▶ _Requirement_: Every line of the listing belongs in your answer exactly as written; the images do not.
'''
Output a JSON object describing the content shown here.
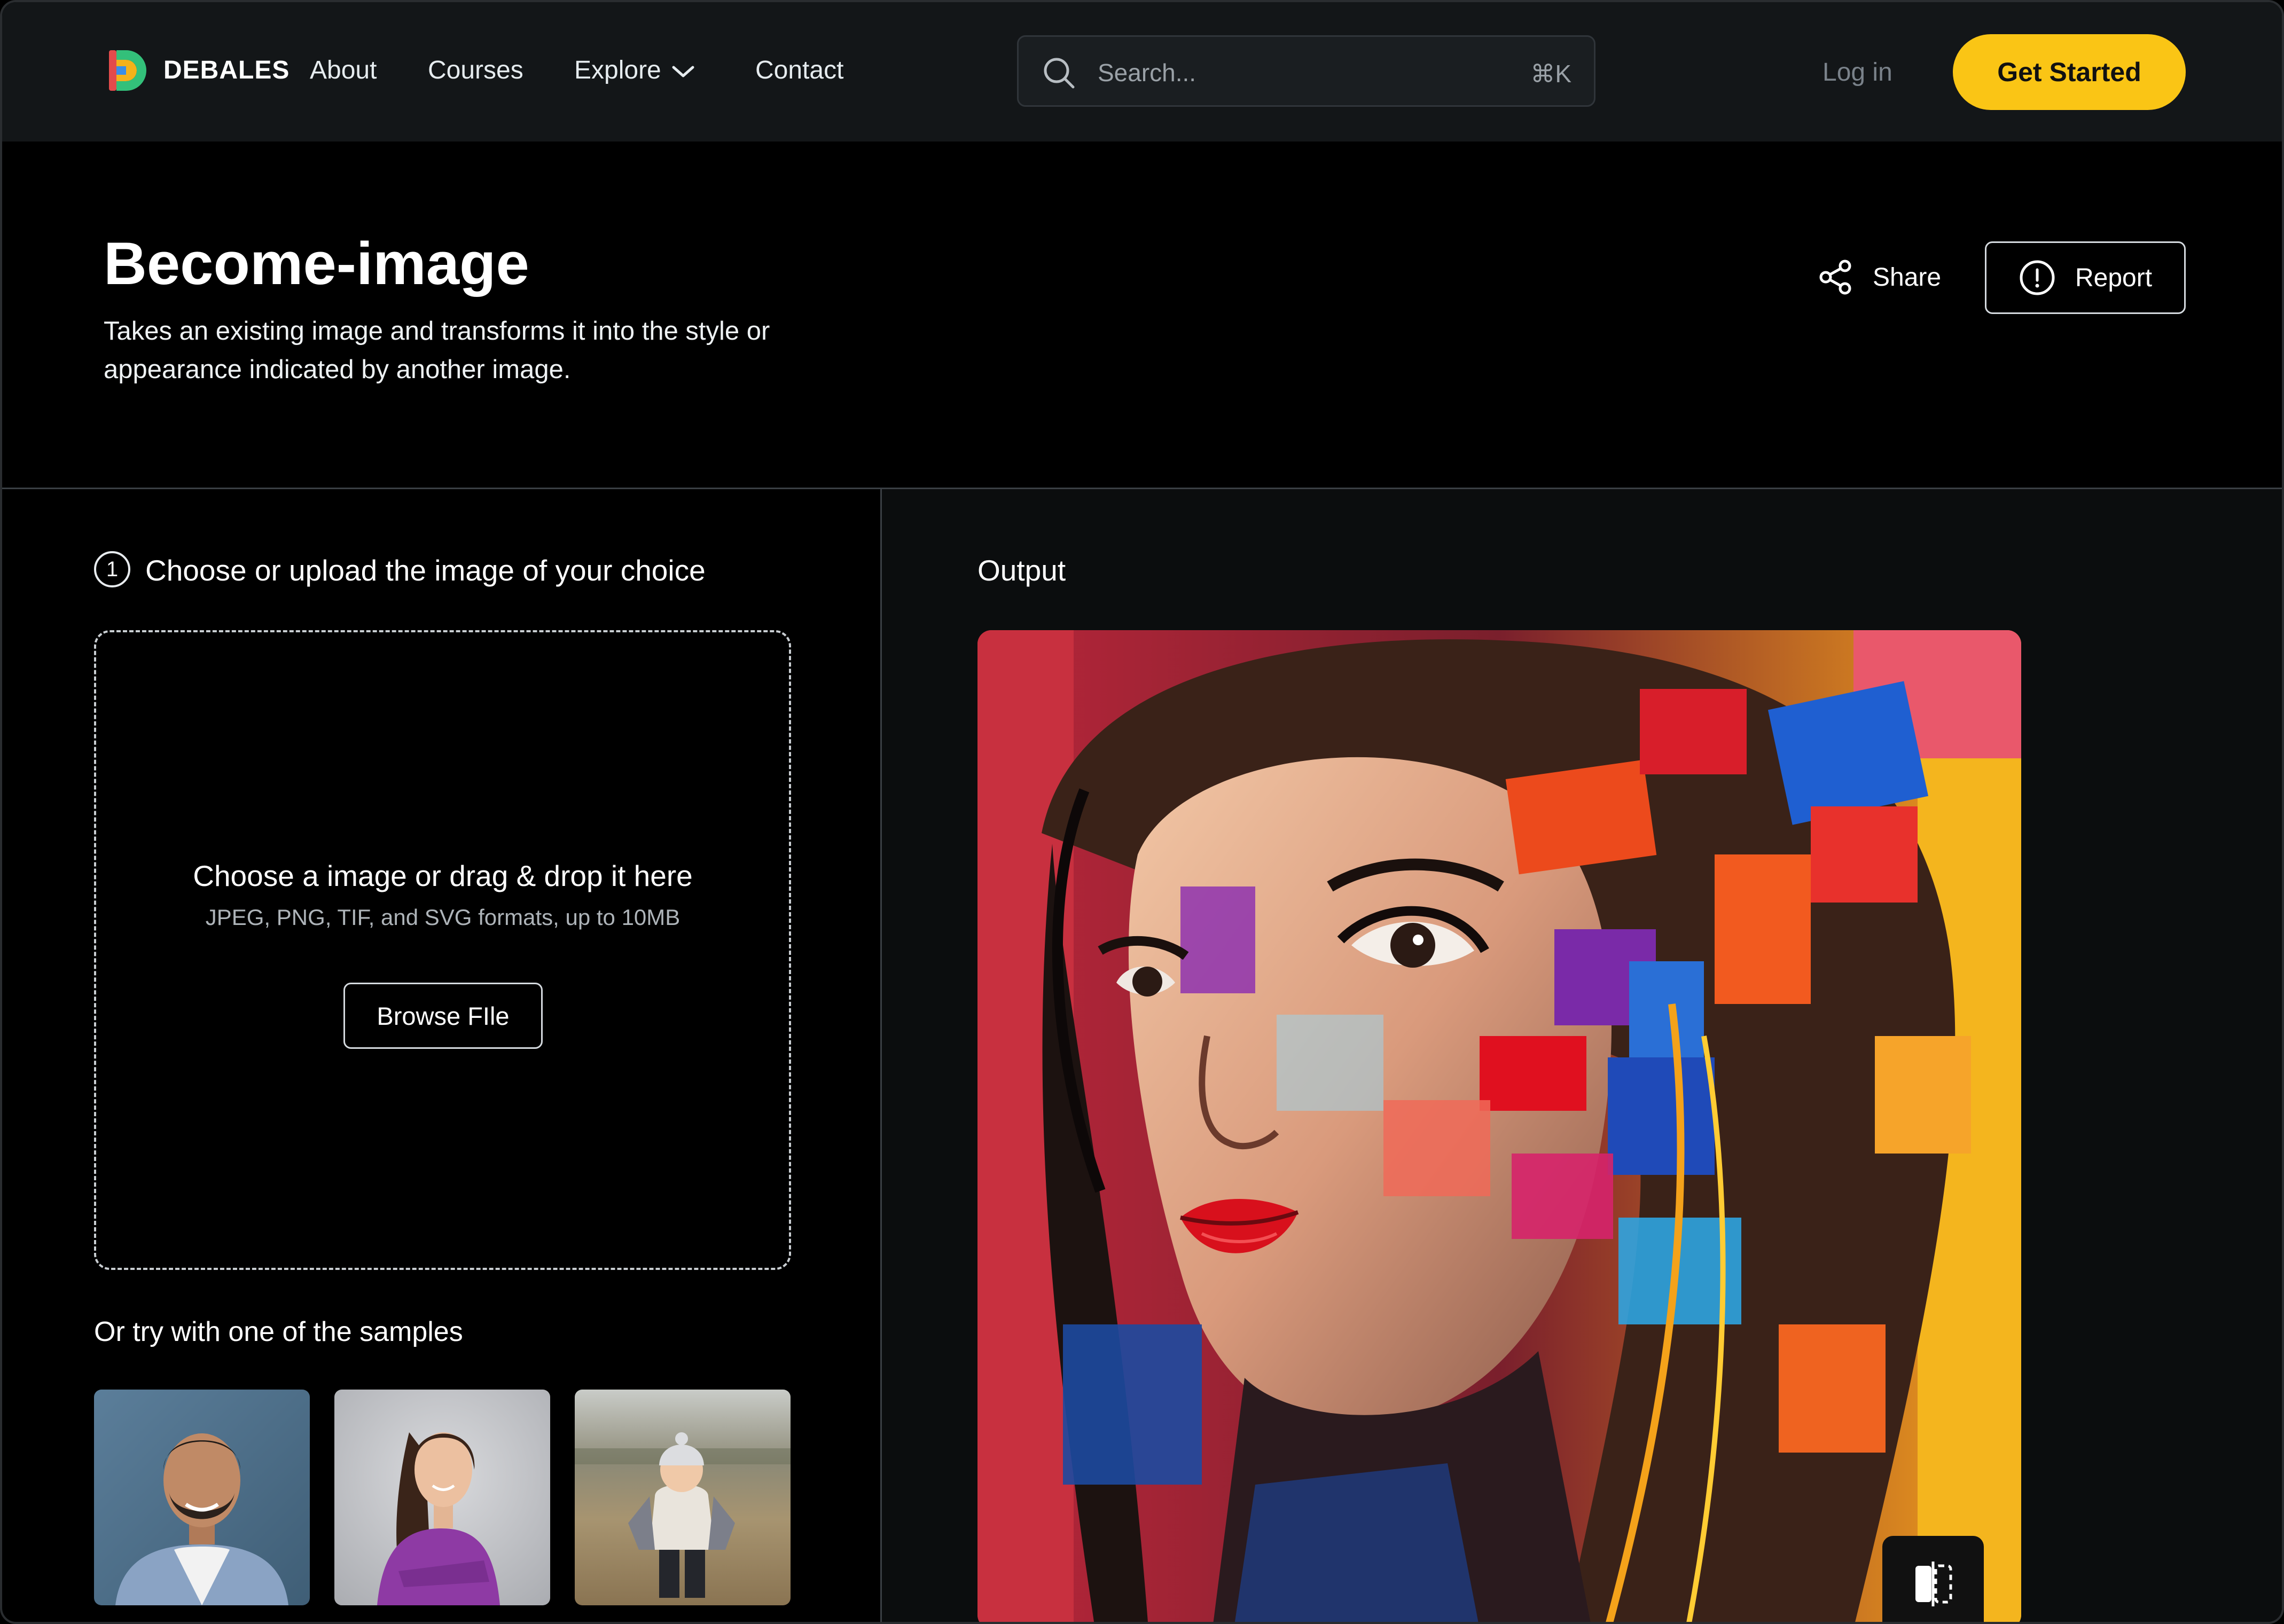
{
  "nav": {
    "brand": "DEBALES",
    "links": [
      "About",
      "Courses",
      "Explore",
      "Contact"
    ],
    "search_placeholder": "Search...",
    "search_shortcut": "⌘K",
    "login": "Log in",
    "cta": "Get Started"
  },
  "header": {
    "title": "Become-image",
    "description": "Takes an existing image and transforms it into the style or appearance indicated by another image.",
    "share": "Share",
    "report": "Report"
  },
  "input_panel": {
    "step_number": "1",
    "step_title": "Choose or upload the image of your choice",
    "dropzone_title": "Choose a image or drag & drop it here",
    "dropzone_subtitle": "JPEG, PNG, TIF, and SVG formats, up to 10MB",
    "browse_label": "Browse FIle",
    "samples_title": "Or try with one of the samples"
  },
  "output_panel": {
    "label": "Output"
  },
  "colors": {
    "accent": "#fac515",
    "nav_bg": "#131618",
    "panel_bg": "#0b0d0e"
  },
  "icons": [
    "logo-icon",
    "chevron-down-icon",
    "search-icon",
    "share-icon",
    "alert-circle-icon",
    "compare-icon"
  ]
}
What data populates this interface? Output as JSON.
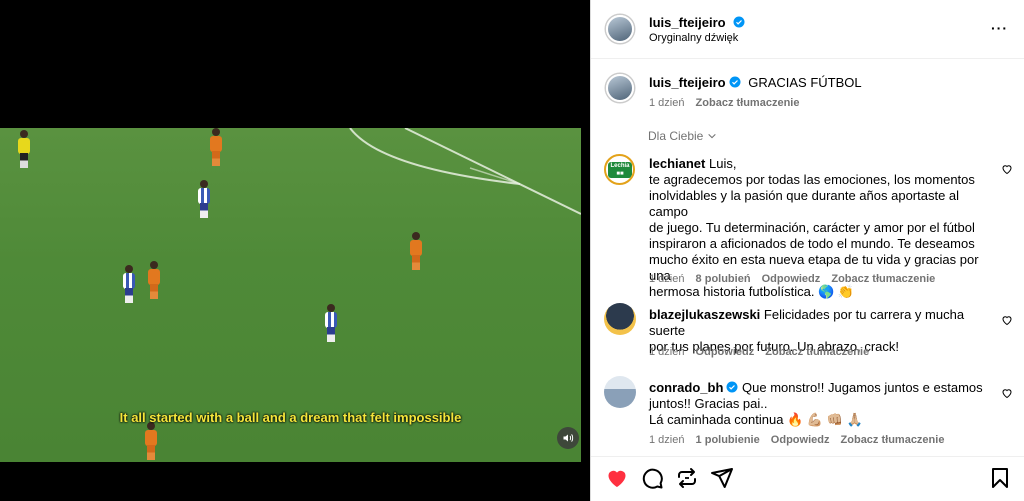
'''
▶ _Finished task_:
Output a JSON object describing the content shown here.
{
  "nav": {
    "brand": "DEBALES",
    "links": [
      "About",
      "Courses",
      "Explore",
      "Contact"
    ],
    "search_placeholder": "Search...",
    "search_shortcut": "⌘K",
    "login": "Log in",
    "cta": "Get Started"
  },
  "header": {
    "title": "Become-image",
    "description": "Takes an existing image and transforms it into the style or appearance indicated by another image.",
    "share": "Share",
    "report": "Report"
  },
  "input_panel": {
    "step_number": "1",
    "step_title": "Choose or upload the image of your choice",
    "dropzone_title": "Choose a image or drag & drop it here",
    "dropzone_subtitle": "JPEG, PNG, TIF, and SVG formats, up to 10MB",
    "browse_label": "Browse FIle",
    "samples_title": "Or try with one of the samples"
  },
  "output_panel": {
    "label": "Output"
  },
  "colors": {
    "accent": "#fac515",
    "nav_bg": "#131618",
    "panel_bg": "#0b0d0e"
  },
  "icons": [
    "logo-icon",
    "chevron-down-icon",
    "search-icon",
    "share-icon",
    "alert-circle-icon",
    "compare-icon"
  ]
}
What data populates this interface? Output as JSON.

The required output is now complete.